Over half of the top 15 majors with gainful employment have the words Engineering, Science or Technology in them. These are tough disciplines requiring a strong command of math and science. You’ll be working your butt off, but the payoff is gainful employment because that’s where there’s the most growth in U.S. jobs. Of course you can go to college to pursue some deep love or passion for clinical psychology or fine arts… but don’t expect you’ll be employed. Unless you’re the BEST in your field and pursue the highest training in those fields, the demand just isn’t there. However, there is one big caveat. Add fine arts to engineering and design, be it through your major, student project experience or by serving on a cross-functional team …and chances are you’ll have to beat back employers with a stick.
Companies, small and large, are desperate for people who have strong technical domain expertise that can be made relevant to society with arts and humanities. The US economy needs innovation now more than ever and it’s the bringing together of previously disparate and siloed disciplines that holds the most promise for innovation. There are numerous programs helping students bring these disciplines together, like California Art Center for Design, Pratt School of Design and programs like ArtX, at University of Georgia which happens to be where we are training a new Student Ambassador, Gregory Wilson (twitter), and are aggressively recruiting fellow student ambassadors and reach lots more UGA students. Student Ambassadors help expose peers to invention, innovation and design through events, programs and courses. Participation in these activities expose a broader swath of students on campus to the resources on campus, experiences and learning that can better prepare students for the innovation economy.

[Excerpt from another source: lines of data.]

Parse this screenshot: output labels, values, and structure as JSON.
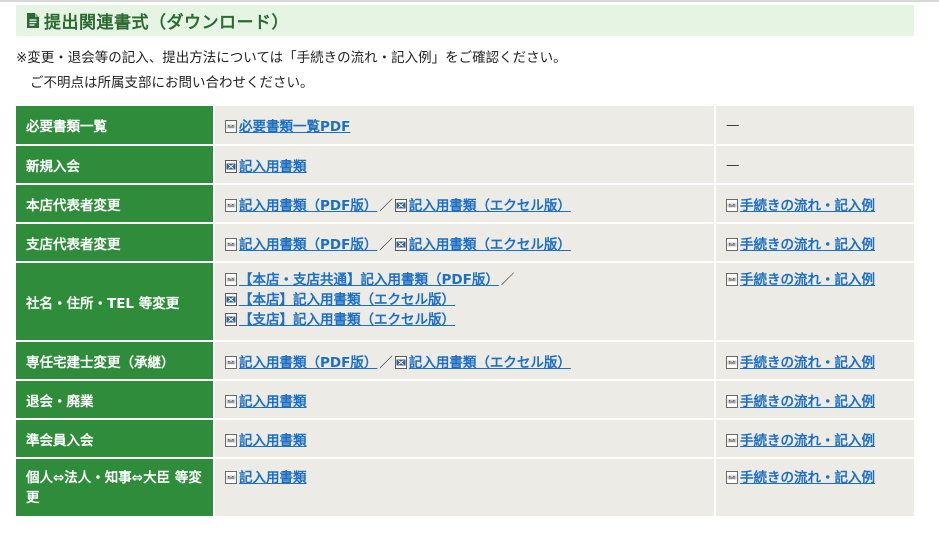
{
  "header": {
    "title": "提出関連書式（ダウンロード）"
  },
  "notes": [
    "※変更・退会等の記入、提出方法については「手続きの流れ・記入例」をご確認ください。",
    "ご不明点は所属支部にお問い合わせください。"
  ],
  "separator": "／",
  "dash": "—",
  "rows": [
    {
      "label": "必要書類一覧",
      "docs": [
        "必要書類一覧PDF"
      ],
      "flow": "—"
    },
    {
      "label": "新規入会",
      "docs": [
        "記入用書類"
      ],
      "flow": "—"
    },
    {
      "label": "本店代表者変更",
      "docs": [
        "記入用書類（PDF版）",
        "記入用書類（エクセル版）"
      ],
      "flow": "手続きの流れ・記入例"
    },
    {
      "label": "支店代表者変更",
      "docs": [
        "記入用書類（PDF版）",
        "記入用書類（エクセル版）"
      ],
      "flow": "手続きの流れ・記入例"
    },
    {
      "label": "社名・住所・TEL 等変更",
      "docs": [
        "【本店・支店共通】記入用書類（PDF版）",
        "【本店】記入用書類（エクセル版）",
        "【支店】記入用書類（エクセル版）"
      ],
      "flow": "手続きの流れ・記入例"
    },
    {
      "label": "専任宅建士変更（承継）",
      "docs": [
        "記入用書類（PDF版）",
        "記入用書類（エクセル版）"
      ],
      "flow": "手続きの流れ・記入例"
    },
    {
      "label": "退会・廃業",
      "docs": [
        "記入用書類"
      ],
      "flow": "手続きの流れ・記入例"
    },
    {
      "label": "準会員入会",
      "docs": [
        "記入用書類"
      ],
      "flow": "手続きの流れ・記入例"
    },
    {
      "label": "個人⇔法人・知事⇔大臣 等変更",
      "docs": [
        "記入用書類"
      ],
      "flow": "手続きの流れ・記入例"
    }
  ],
  "colors": {
    "label_bg": "#2f8c3a",
    "cell_bg": "#ecebe6",
    "link": "#1c6fc4",
    "header_bg": "#e6f5e3",
    "header_text": "#2b6a32"
  }
}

If you don’t have a program like this or a Student Ambassador effort at your campus, apply today to get one started. You can also pursue independent studies to try and combine your love and passion of not-so-employable fields with the hard sciences by working with our Student Ambassadors.